§ **PROMPT**:
Skip the pictures, and retype the data below in full, exactly.

§ **EXERCISE MATERIALS**:
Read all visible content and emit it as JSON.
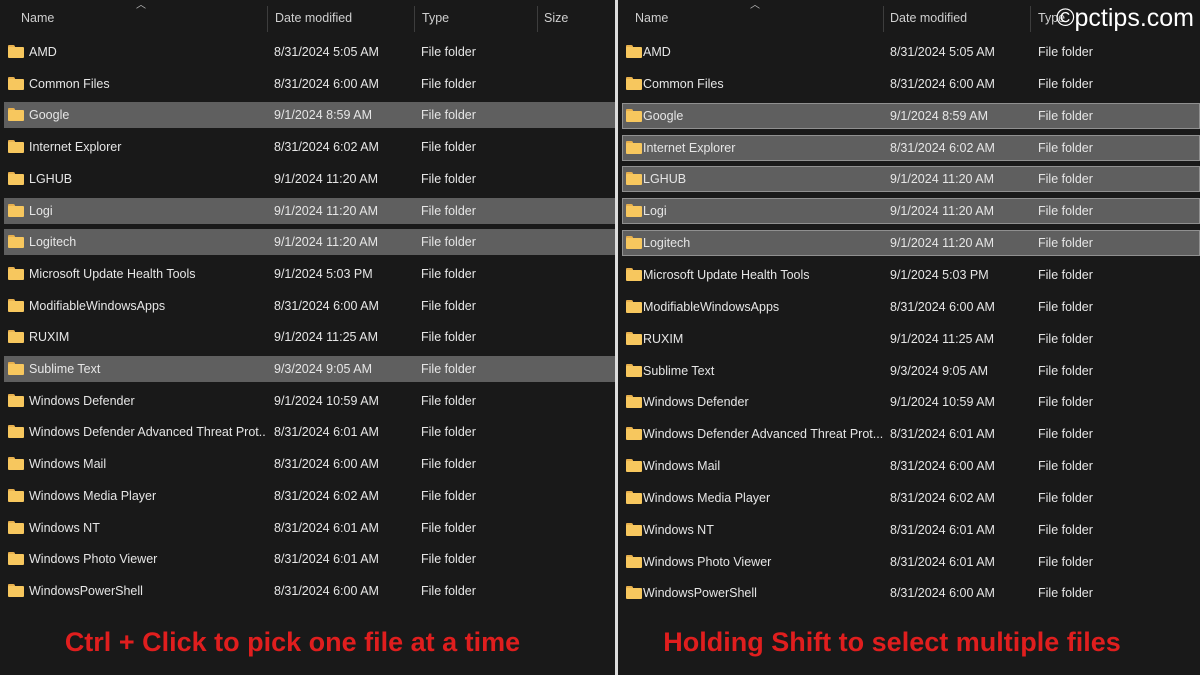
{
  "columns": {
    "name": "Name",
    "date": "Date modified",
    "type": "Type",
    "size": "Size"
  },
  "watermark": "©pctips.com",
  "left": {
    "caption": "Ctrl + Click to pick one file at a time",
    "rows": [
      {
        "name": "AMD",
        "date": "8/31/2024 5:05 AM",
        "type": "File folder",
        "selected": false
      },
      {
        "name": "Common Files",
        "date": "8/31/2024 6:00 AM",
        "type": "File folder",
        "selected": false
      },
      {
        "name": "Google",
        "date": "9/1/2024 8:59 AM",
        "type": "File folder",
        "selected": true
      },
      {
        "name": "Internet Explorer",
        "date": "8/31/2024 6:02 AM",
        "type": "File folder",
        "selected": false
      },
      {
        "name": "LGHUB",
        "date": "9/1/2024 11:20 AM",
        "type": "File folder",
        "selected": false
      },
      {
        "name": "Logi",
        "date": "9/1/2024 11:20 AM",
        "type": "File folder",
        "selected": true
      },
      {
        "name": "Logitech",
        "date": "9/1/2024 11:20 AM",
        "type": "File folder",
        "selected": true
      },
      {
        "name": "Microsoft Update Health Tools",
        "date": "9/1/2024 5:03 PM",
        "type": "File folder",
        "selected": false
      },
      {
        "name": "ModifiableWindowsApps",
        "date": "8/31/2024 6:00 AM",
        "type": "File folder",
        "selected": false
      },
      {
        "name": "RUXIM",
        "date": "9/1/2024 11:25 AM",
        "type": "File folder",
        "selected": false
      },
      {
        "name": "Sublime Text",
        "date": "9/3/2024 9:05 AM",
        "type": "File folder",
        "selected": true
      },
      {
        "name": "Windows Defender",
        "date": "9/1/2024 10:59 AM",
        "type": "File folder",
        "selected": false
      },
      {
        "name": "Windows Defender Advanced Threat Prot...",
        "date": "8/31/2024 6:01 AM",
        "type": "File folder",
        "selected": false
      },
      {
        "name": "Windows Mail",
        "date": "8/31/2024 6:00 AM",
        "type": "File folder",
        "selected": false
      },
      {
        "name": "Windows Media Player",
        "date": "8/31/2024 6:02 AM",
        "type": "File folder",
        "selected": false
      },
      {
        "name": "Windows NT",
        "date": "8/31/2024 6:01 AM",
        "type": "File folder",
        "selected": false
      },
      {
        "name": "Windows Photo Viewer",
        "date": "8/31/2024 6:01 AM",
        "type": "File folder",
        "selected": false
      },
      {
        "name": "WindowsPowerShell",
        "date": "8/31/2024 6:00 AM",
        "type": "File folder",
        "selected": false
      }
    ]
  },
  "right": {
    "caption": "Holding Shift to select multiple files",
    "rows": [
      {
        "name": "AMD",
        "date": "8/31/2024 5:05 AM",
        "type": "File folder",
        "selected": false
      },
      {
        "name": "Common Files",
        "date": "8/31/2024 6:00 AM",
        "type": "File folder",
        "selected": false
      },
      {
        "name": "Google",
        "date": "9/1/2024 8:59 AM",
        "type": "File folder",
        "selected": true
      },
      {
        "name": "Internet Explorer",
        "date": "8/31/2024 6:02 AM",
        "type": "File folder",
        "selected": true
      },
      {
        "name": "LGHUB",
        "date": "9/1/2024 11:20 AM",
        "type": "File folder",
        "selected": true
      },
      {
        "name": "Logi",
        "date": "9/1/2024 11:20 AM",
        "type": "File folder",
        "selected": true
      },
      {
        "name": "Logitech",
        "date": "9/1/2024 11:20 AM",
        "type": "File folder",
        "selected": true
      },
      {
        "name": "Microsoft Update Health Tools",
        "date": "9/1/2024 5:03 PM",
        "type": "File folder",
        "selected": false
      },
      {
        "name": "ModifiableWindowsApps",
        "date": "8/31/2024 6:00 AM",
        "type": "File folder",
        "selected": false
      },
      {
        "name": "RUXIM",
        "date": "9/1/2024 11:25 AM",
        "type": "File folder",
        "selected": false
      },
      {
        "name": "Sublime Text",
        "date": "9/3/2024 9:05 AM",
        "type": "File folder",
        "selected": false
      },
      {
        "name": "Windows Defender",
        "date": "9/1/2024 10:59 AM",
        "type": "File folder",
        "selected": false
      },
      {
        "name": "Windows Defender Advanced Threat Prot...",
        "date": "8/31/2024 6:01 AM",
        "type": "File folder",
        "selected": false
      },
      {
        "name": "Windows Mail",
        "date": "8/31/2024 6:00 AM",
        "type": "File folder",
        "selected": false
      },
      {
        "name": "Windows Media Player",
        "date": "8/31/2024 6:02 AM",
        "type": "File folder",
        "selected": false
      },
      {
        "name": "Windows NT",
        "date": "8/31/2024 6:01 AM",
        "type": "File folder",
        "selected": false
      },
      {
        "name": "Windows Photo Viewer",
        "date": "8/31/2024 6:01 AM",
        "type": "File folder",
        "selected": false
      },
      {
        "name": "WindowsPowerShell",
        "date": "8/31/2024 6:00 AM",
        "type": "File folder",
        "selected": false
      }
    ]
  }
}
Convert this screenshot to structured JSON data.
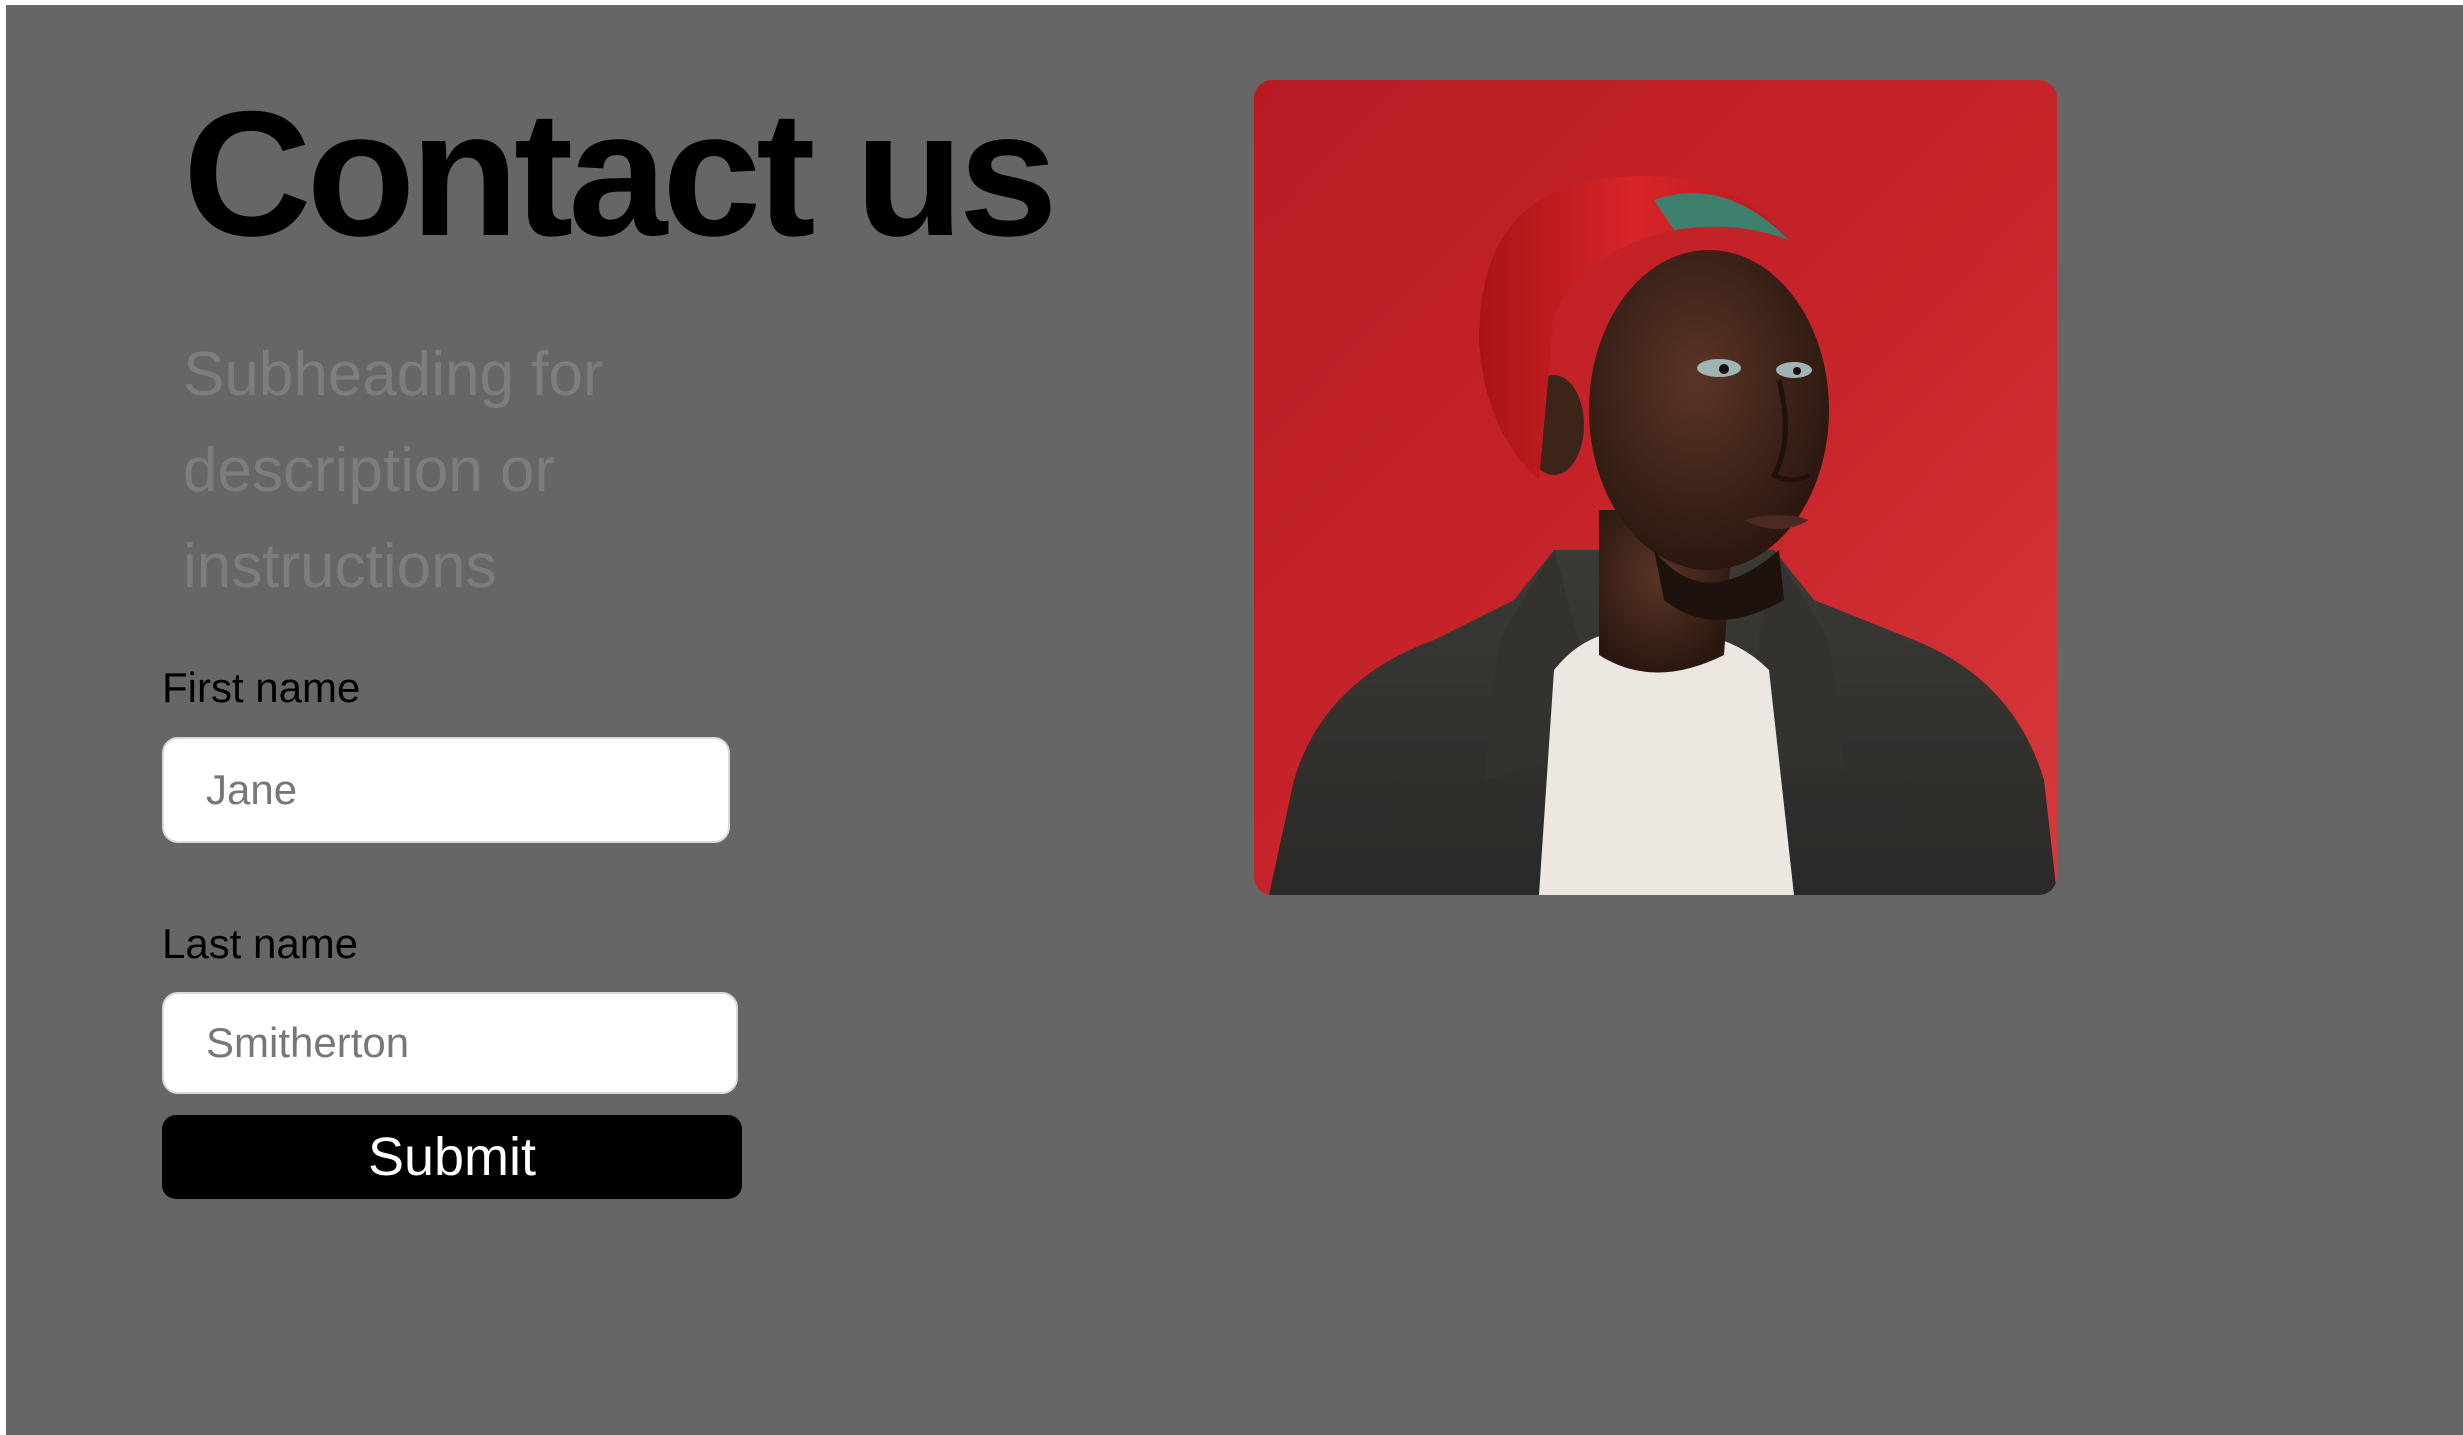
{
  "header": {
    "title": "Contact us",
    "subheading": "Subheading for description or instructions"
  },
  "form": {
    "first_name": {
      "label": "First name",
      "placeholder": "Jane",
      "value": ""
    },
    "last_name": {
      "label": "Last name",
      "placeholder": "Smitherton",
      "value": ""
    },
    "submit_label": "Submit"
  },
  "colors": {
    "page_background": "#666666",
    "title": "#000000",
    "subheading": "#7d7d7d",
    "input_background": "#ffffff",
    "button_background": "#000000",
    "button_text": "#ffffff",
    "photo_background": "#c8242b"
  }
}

§ **OUTPUT FOR THIS TASK**:
Read all visible content and emit it as JSON.
{
  "columns": {
    "name": "Name",
    "date": "Date modified",
    "type": "Type",
    "size": "Size"
  },
  "watermark": "©pctips.com",
  "left": {
    "caption": "Ctrl + Click to pick one file at a time",
    "rows": [
      {
        "name": "AMD",
        "date": "8/31/2024 5:05 AM",
        "type": "File folder",
        "selected": false
      },
      {
        "name": "Common Files",
        "date": "8/31/2024 6:00 AM",
        "type": "File folder",
        "selected": false
      },
      {
        "name": "Google",
        "date": "9/1/2024 8:59 AM",
        "type": "File folder",
        "selected": true
      },
      {
        "name": "Internet Explorer",
        "date": "8/31/2024 6:02 AM",
        "type": "File folder",
        "selected": false
      },
      {
        "name": "LGHUB",
        "date": "9/1/2024 11:20 AM",
        "type": "File folder",
        "selected": false
      },
      {
        "name": "Logi",
        "date": "9/1/2024 11:20 AM",
        "type": "File folder",
        "selected": true
      },
      {
        "name": "Logitech",
        "date": "9/1/2024 11:20 AM",
        "type": "File folder",
        "selected": true
      },
      {
        "name": "Microsoft Update Health Tools",
        "date": "9/1/2024 5:03 PM",
        "type": "File folder",
        "selected": false
      },
      {
        "name": "ModifiableWindowsApps",
        "date": "8/31/2024 6:00 AM",
        "type": "File folder",
        "selected": false
      },
      {
        "name": "RUXIM",
        "date": "9/1/2024 11:25 AM",
        "type": "File folder",
        "selected": false
      },
      {
        "name": "Sublime Text",
        "date": "9/3/2024 9:05 AM",
        "type": "File folder",
        "selected": true
      },
      {
        "name": "Windows Defender",
        "date": "9/1/2024 10:59 AM",
        "type": "File folder",
        "selected": false
      },
      {
        "name": "Windows Defender Advanced Threat Prot...",
        "date": "8/31/2024 6:01 AM",
        "type": "File folder",
        "selected": false
      },
      {
        "name": "Windows Mail",
        "date": "8/31/2024 6:00 AM",
        "type": "File folder",
        "selected": false
      },
      {
        "name": "Windows Media Player",
        "date": "8/31/2024 6:02 AM",
        "type": "File folder",
        "selected": false
      },
      {
        "name": "Windows NT",
        "date": "8/31/2024 6:01 AM",
        "type": "File folder",
        "selected": false
      },
      {
        "name": "Windows Photo Viewer",
        "date": "8/31/2024 6:01 AM",
        "type": "File folder",
        "selected": false
      },
      {
        "name": "WindowsPowerShell",
        "date": "8/31/2024 6:00 AM",
        "type": "File folder",
        "selected": false
      }
    ]
  },
  "right": {
    "caption": "Holding Shift to select multiple files",
    "rows": [
      {
        "name": "AMD",
        "date": "8/31/2024 5:05 AM",
        "type": "File folder",
        "selected": false
      },
      {
        "name": "Common Files",
        "date": "8/31/2024 6:00 AM",
        "type": "File folder",
        "selected": false
      },
      {
        "name": "Google",
        "date": "9/1/2024 8:59 AM",
        "type": "File folder",
        "selected": true
      },
      {
        "name": "Internet Explorer",
        "date": "8/31/2024 6:02 AM",
        "type": "File folder",
        "selected": true
      },
      {
        "name": "LGHUB",
        "date": "9/1/2024 11:20 AM",
        "type": "File folder",
        "selected": true
      },
      {
        "name": "Logi",
        "date": "9/1/2024 11:20 AM",
        "type": "File folder",
        "selected": true
      },
      {
        "name": "Logitech",
        "date": "9/1/2024 11:20 AM",
        "type": "File folder",
        "selected": true
      },
      {
        "name": "Microsoft Update Health Tools",
        "date": "9/1/2024 5:03 PM",
        "type": "File folder",
        "selected": false
      },
      {
        "name": "ModifiableWindowsApps",
        "date": "8/31/2024 6:00 AM",
        "type": "File folder",
        "selected": false
      },
      {
        "name": "RUXIM",
        "date": "9/1/2024 11:25 AM",
        "type": "File folder",
        "selected": false
      },
      {
        "name": "Sublime Text",
        "date": "9/3/2024 9:05 AM",
        "type": "File folder",
        "selected": false
      },
      {
        "name": "Windows Defender",
        "date": "9/1/2024 10:59 AM",
        "type": "File folder",
        "selected": false
      },
      {
        "name": "Windows Defender Advanced Threat Prot...",
        "date": "8/31/2024 6:01 AM",
        "type": "File folder",
        "selected": false
      },
      {
        "name": "Windows Mail",
        "date": "8/31/2024 6:00 AM",
        "type": "File folder",
        "selected": false
      },
      {
        "name": "Windows Media Player",
        "date": "8/31/2024 6:02 AM",
        "type": "File folder",
        "selected": false
      },
      {
        "name": "Windows NT",
        "date": "8/31/2024 6:01 AM",
        "type": "File folder",
        "selected": false
      },
      {
        "name": "Windows Photo Viewer",
        "date": "8/31/2024 6:01 AM",
        "type": "File folder",
        "selected": false
      },
      {
        "name": "WindowsPowerShell",
        "date": "8/31/2024 6:00 AM",
        "type": "File folder",
        "selected": false
      }
    ]
  }
}
Convert this screenshot to structured JSON data.
{
  "header": {
    "title": "Contact us",
    "subheading": "Subheading for description or instructions"
  },
  "form": {
    "first_name": {
      "label": "First name",
      "placeholder": "Jane",
      "value": ""
    },
    "last_name": {
      "label": "Last name",
      "placeholder": "Smitherton",
      "value": ""
    },
    "submit_label": "Submit"
  },
  "colors": {
    "page_background": "#666666",
    "title": "#000000",
    "subheading": "#7d7d7d",
    "input_background": "#ffffff",
    "button_background": "#000000",
    "button_text": "#ffffff",
    "photo_background": "#c8242b"
  }
}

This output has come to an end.